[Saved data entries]
::::::::

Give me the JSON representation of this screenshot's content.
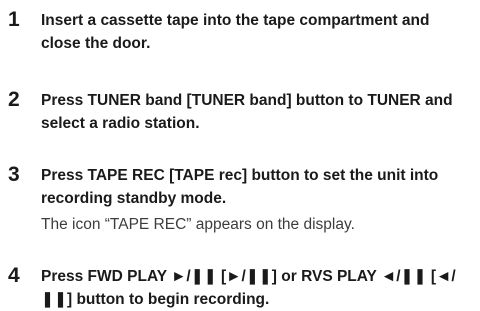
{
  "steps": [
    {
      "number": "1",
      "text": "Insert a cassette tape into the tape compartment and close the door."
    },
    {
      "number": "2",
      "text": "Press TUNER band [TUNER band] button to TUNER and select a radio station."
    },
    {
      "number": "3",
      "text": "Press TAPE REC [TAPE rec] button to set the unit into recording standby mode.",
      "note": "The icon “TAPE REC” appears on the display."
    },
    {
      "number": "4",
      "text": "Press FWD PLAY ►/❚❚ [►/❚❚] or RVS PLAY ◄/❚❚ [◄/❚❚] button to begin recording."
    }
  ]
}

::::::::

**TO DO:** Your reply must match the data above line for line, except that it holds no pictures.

**SOLUTION TO THE PROBLEM:**
Give me the JSON representation of this screenshot's content.
{
  "steps": [
    {
      "number": "1",
      "text": "Insert a cassette tape into the tape compartment and close the door."
    },
    {
      "number": "2",
      "text": "Press TUNER band [TUNER band] button to TUNER and select a radio station."
    },
    {
      "number": "3",
      "text": "Press TAPE REC [TAPE rec] button to set the unit into recording standby mode.",
      "note": "The icon “TAPE REC” appears on the display."
    },
    {
      "number": "4",
      "text": "Press FWD PLAY ►/❚❚ [►/❚❚] or RVS PLAY ◄/❚❚ [◄/❚❚] button to begin recording."
    }
  ]
}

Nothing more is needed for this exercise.